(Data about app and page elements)
--------------------------------------------------
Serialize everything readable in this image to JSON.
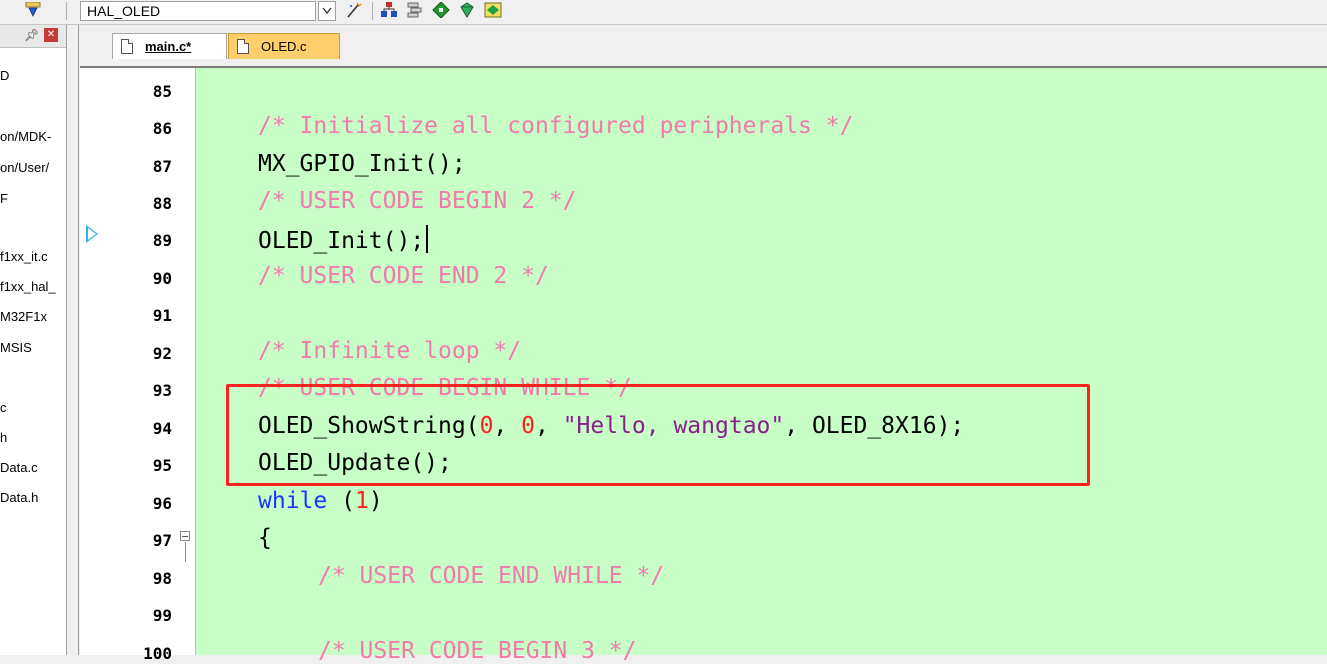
{
  "toolbar": {
    "target_name": "HAL_OLED"
  },
  "project_pane": {
    "items": [
      "D",
      "on/MDK-",
      "on/User/",
      "F",
      "f1xx_it.c",
      "f1xx_hal_",
      "M32F1x",
      "MSIS",
      "c",
      "h",
      "Data.c",
      "Data.h"
    ]
  },
  "tabs": [
    {
      "label": "main.c*",
      "active": true
    },
    {
      "label": "OLED.c",
      "active": false
    }
  ],
  "editor": {
    "line_numbers": [
      "85",
      "86",
      "87",
      "88",
      "89",
      "90",
      "91",
      "92",
      "93",
      "94",
      "95",
      "96",
      "97",
      "98",
      "99",
      "100"
    ],
    "lines": {
      "l86": "/* Initialize all configured peripherals */",
      "l87": "MX_GPIO_Init();",
      "l88": "/* USER CODE BEGIN 2 */",
      "l89": "OLED_Init();",
      "l90": "/* USER CODE END 2 */",
      "l92": "/* Infinite loop */",
      "l93": "/* USER CODE BEGIN WHILE */",
      "l94_fn": "OLED_ShowString(",
      "l94_n1": "0",
      "l94_sep1": ", ",
      "l94_n2": "0",
      "l94_sep2": ", ",
      "l94_str": "\"Hello, wangtao\"",
      "l94_rest": ", OLED_8X16);",
      "l95": "OLED_Update();",
      "l96_kw": "while",
      "l96_open": " (",
      "l96_num": "1",
      "l96_close": ")",
      "l97": "{",
      "l98": "/* USER CODE END WHILE */",
      "l100": "/* USER CODE BEGIN 3 */"
    }
  },
  "colors": {
    "code_background": "#c7ffc7",
    "comment": "#f07aaa",
    "keyword": "#1a35ff",
    "number": "#ff1c1c",
    "string": "#8a1f8a",
    "highlight_box": "#ff2020",
    "active_file_tab": "#ffcf6b"
  }
}
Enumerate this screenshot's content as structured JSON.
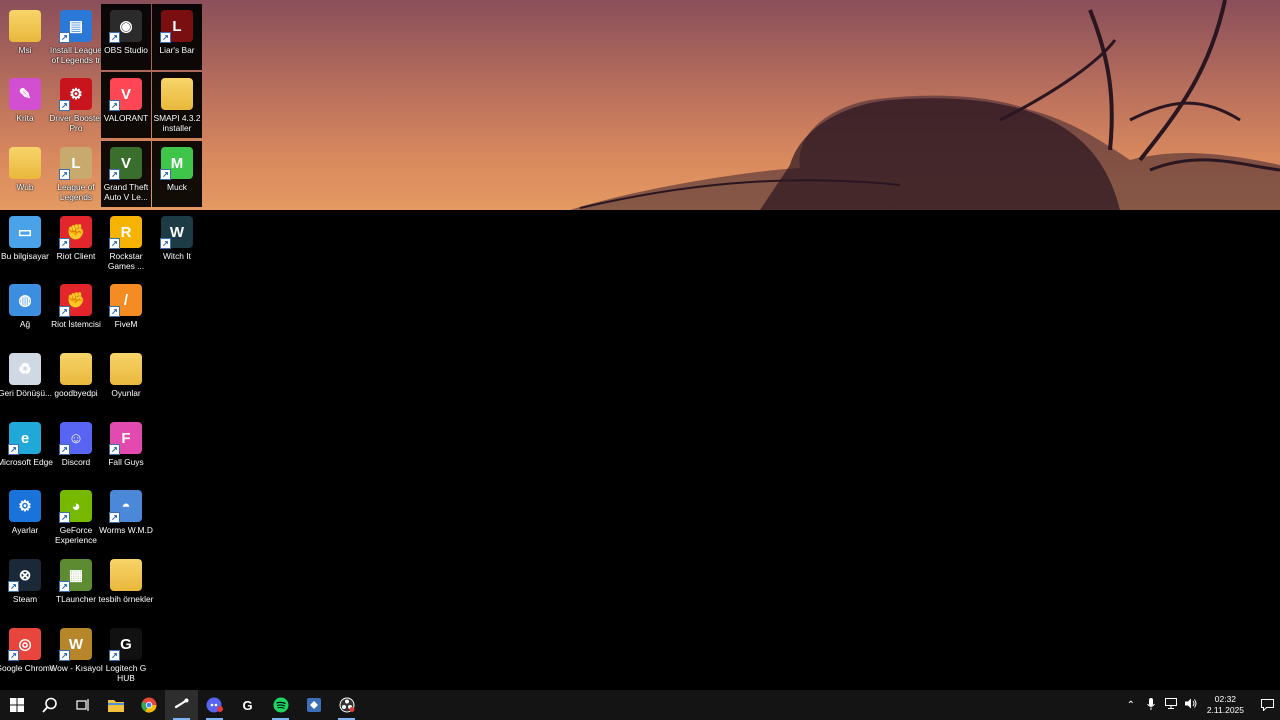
{
  "desktop": {
    "icons": [
      {
        "label": "Msi",
        "icon": "folder-icon",
        "color": "#e9b83c"
      },
      {
        "label": "Install League of Legends tr",
        "icon": "installer-window-icon",
        "color": "#2b78d6"
      },
      {
        "label": "OBS Studio",
        "icon": "obs-icon",
        "color": "#2b2b2b"
      },
      {
        "label": "Liar's Bar",
        "icon": "liars-bar-icon",
        "color": "#7a0f12"
      },
      {
        "label": "Krita",
        "icon": "krita-icon",
        "color": "#d34fd1"
      },
      {
        "label": "Driver Booster Pro",
        "icon": "driver-booster-icon",
        "color": "#c8141c"
      },
      {
        "label": "VALORANT",
        "icon": "valorant-icon",
        "color": "#ff4655"
      },
      {
        "label": "SMAPI 4.3.2 installer",
        "icon": "folder-icon",
        "color": "#f0cc5a"
      },
      {
        "label": "Wub",
        "icon": "folder-icon",
        "color": "#e9b83c"
      },
      {
        "label": "League of Legends",
        "icon": "league-icon",
        "color": "#c8aa6e"
      },
      {
        "label": "Grand Theft Auto V Le...",
        "icon": "gta-icon",
        "color": "#3a6e2c"
      },
      {
        "label": "Muck",
        "icon": "muck-icon",
        "color": "#3fc64a"
      },
      {
        "label": "Bu bilgisayar",
        "icon": "computer-icon",
        "color": "#4aa3e8"
      },
      {
        "label": "Riot Client",
        "icon": "riot-icon",
        "color": "#e2262c"
      },
      {
        "label": "Rockstar Games ...",
        "icon": "rockstar-icon",
        "color": "#f6b400"
      },
      {
        "label": "Witch It",
        "icon": "witch-it-icon",
        "color": "#1c3b45"
      },
      {
        "label": "Ağ",
        "icon": "network-icon",
        "color": "#3b8ee0"
      },
      {
        "label": "Riot İstemcisi",
        "icon": "riot-icon",
        "color": "#e2262c"
      },
      {
        "label": "FiveM",
        "icon": "fivem-icon",
        "color": "#f58b23"
      },
      {
        "label": "Geri Dönüşü...",
        "icon": "recycle-bin-icon",
        "color": "#cfd8e3"
      },
      {
        "label": "goodbyedpi",
        "icon": "folder-icon",
        "color": "#f1d680"
      },
      {
        "label": "Oyunlar",
        "icon": "folder-icon",
        "color": "#d9a95a"
      },
      {
        "label": "Microsoft Edge",
        "icon": "edge-icon",
        "color": "#1fa8d8"
      },
      {
        "label": "Discord",
        "icon": "discord-icon",
        "color": "#5865f2"
      },
      {
        "label": "Fall Guys",
        "icon": "fall-guys-icon",
        "color": "#e24ab0"
      },
      {
        "label": "Ayarlar",
        "icon": "settings-gear-icon",
        "color": "#1a73d9"
      },
      {
        "label": "GeForce Experience",
        "icon": "nvidia-icon",
        "color": "#76b900"
      },
      {
        "label": "Worms W.M.D",
        "icon": "worms-icon",
        "color": "#4c88d8"
      },
      {
        "label": "Steam",
        "icon": "steam-icon",
        "color": "#1b2838"
      },
      {
        "label": "TLauncher",
        "icon": "minecraft-grass-icon",
        "color": "#5d8b32"
      },
      {
        "label": "tesbih örnekler",
        "icon": "folder-icon",
        "color": "#f1d680"
      },
      {
        "label": "Google Chrome",
        "icon": "chrome-icon",
        "color": "#e8453c"
      },
      {
        "label": "Wow - Kısayol",
        "icon": "wow-icon",
        "color": "#b8862a"
      },
      {
        "label": "Logitech G HUB",
        "icon": "logitech-g-icon",
        "color": "#111111"
      }
    ]
  },
  "taskbar": {
    "clock_time": "02:32",
    "clock_date": "2.11.2025"
  }
}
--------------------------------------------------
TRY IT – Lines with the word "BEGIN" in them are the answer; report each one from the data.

EXERCISE RESPONSE –
      "l88": "/* USER CODE BEGIN 2 */",
      "l93": "/* USER CODE BEGIN WHILE */",
      "l100": "/* USER CODE BEGIN 3 */"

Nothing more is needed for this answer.